AIM OF THE TASK | Reproduce the entries below in full, word for word.

+++ SUPPLIED ENTRIES +++

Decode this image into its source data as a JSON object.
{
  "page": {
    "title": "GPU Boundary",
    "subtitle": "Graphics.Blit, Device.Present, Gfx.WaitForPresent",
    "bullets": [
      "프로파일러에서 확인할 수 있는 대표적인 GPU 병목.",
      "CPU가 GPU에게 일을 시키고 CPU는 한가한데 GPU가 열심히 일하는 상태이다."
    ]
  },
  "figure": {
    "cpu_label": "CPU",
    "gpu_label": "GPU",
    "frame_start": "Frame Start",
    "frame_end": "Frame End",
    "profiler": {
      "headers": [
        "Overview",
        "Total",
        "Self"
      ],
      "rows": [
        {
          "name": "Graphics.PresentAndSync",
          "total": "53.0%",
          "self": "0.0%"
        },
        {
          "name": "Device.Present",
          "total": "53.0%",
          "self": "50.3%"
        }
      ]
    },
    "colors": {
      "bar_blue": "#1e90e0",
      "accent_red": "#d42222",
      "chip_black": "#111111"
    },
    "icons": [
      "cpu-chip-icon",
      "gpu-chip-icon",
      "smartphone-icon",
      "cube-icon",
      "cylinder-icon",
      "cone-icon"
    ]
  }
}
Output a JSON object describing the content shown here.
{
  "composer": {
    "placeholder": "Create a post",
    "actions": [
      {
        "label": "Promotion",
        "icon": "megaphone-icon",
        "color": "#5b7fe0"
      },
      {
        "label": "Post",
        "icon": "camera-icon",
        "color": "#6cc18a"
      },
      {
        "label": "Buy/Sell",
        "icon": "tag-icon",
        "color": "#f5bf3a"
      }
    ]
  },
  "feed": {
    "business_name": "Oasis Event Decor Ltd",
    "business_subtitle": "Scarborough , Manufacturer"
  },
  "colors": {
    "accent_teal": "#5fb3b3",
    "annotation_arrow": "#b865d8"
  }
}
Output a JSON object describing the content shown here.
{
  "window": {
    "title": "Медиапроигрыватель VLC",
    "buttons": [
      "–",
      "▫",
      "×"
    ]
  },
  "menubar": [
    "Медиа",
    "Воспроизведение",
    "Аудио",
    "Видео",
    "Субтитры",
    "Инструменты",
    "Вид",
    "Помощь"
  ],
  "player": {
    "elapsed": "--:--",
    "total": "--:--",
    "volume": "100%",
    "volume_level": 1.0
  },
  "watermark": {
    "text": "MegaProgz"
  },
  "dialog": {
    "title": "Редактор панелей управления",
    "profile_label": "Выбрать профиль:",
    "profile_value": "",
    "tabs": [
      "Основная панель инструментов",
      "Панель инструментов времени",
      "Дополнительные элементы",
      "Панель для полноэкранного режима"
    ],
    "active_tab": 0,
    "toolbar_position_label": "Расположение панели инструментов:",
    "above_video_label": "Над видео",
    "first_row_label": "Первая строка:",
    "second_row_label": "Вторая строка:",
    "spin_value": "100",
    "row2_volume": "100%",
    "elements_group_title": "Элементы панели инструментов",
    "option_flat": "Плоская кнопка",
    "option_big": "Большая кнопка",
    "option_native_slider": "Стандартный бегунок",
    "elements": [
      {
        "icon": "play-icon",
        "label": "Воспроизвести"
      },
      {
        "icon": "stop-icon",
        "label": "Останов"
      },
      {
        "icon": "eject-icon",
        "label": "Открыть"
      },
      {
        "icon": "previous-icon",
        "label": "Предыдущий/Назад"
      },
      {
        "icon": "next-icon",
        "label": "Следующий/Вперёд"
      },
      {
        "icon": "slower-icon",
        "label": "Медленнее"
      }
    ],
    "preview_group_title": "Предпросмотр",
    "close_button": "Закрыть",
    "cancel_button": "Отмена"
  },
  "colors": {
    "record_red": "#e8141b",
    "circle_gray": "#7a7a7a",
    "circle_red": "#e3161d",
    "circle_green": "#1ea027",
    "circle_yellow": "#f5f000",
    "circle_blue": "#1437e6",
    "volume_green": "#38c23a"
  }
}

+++

SOLUTION TO THE PROBLEM |
Decode this image into its source data as a JSON object.
{
  "page": {
    "title": "GPU Boundary",
    "subtitle": "Graphics.Blit, Device.Present, Gfx.WaitForPresent",
    "bullets": [
      "프로파일러에서 확인할 수 있는 대표적인 GPU 병목.",
      "CPU가 GPU에게 일을 시키고 CPU는 한가한데 GPU가 열심히 일하는 상태이다."
    ]
  },
  "figure": {
    "cpu_label": "CPU",
    "gpu_label": "GPU",
    "frame_start": "Frame Start",
    "frame_end": "Frame End",
    "profiler": {
      "headers": [
        "Overview",
        "Total",
        "Self"
      ],
      "rows": [
        {
          "name": "Graphics.PresentAndSync",
          "total": "53.0%",
          "self": "0.0%"
        },
        {
          "name": "Device.Present",
          "total": "53.0%",
          "self": "50.3%"
        }
      ]
    },
    "colors": {
      "bar_blue": "#1e90e0",
      "accent_red": "#d42222",
      "chip_black": "#111111"
    },
    "icons": [
      "cpu-chip-icon",
      "gpu-chip-icon",
      "smartphone-icon",
      "cube-icon",
      "cylinder-icon",
      "cone-icon"
    ]
  }
}
Output a JSON object describing the content shown here.
{
  "composer": {
    "placeholder": "Create a post",
    "actions": [
      {
        "label": "Promotion",
        "icon": "megaphone-icon",
        "color": "#5b7fe0"
      },
      {
        "label": "Post",
        "icon": "camera-icon",
        "color": "#6cc18a"
      },
      {
        "label": "Buy/Sell",
        "icon": "tag-icon",
        "color": "#f5bf3a"
      }
    ]
  },
  "feed": {
    "business_name": "Oasis Event Decor Ltd",
    "business_subtitle": "Scarborough , Manufacturer"
  },
  "colors": {
    "accent_teal": "#5fb3b3",
    "annotation_arrow": "#b865d8"
  }
}
Output a JSON object describing the content shown here.
{
  "window": {
    "title": "Медиапроигрыватель VLC",
    "buttons": [
      "–",
      "▫",
      "×"
    ]
  },
  "menubar": [
    "Медиа",
    "Воспроизведение",
    "Аудио",
    "Видео",
    "Субтитры",
    "Инструменты",
    "Вид",
    "Помощь"
  ],
  "player": {
    "elapsed": "--:--",
    "total": "--:--",
    "volume": "100%",
    "volume_level": 1.0
  },
  "watermark": {
    "text": "MegaProgz"
  },
  "dialog": {
    "title": "Редактор панелей управления",
    "profile_label": "Выбрать профиль:",
    "profile_value": "",
    "tabs": [
      "Основная панель инструментов",
      "Панель инструментов времени",
      "Дополнительные элементы",
      "Панель для полноэкранного режима"
    ],
    "active_tab": 0,
    "toolbar_position_label": "Расположение панели инструментов:",
    "above_video_label": "Над видео",
    "first_row_label": "Первая строка:",
    "second_row_label": "Вторая строка:",
    "spin_value": "100",
    "row2_volume": "100%",
    "elements_group_title": "Элементы панели инструментов",
    "option_flat": "Плоская кнопка",
    "option_big": "Большая кнопка",
    "option_native_slider": "Стандартный бегунок",
    "elements": [
      {
        "icon": "play-icon",
        "label": "Воспроизвести"
      },
      {
        "icon": "stop-icon",
        "label": "Останов"
      },
      {
        "icon": "eject-icon",
        "label": "Открыть"
      },
      {
        "icon": "previous-icon",
        "label": "Предыдущий/Назад"
      },
      {
        "icon": "next-icon",
        "label": "Следующий/Вперёд"
      },
      {
        "icon": "slower-icon",
        "label": "Медленнее"
      }
    ],
    "preview_group_title": "Предпросмотр",
    "close_button": "Закрыть",
    "cancel_button": "Отмена"
  },
  "colors": {
    "record_red": "#e8141b",
    "circle_gray": "#7a7a7a",
    "circle_red": "#e3161d",
    "circle_green": "#1ea027",
    "circle_yellow": "#f5f000",
    "circle_blue": "#1437e6",
    "volume_green": "#38c23a"
  }
}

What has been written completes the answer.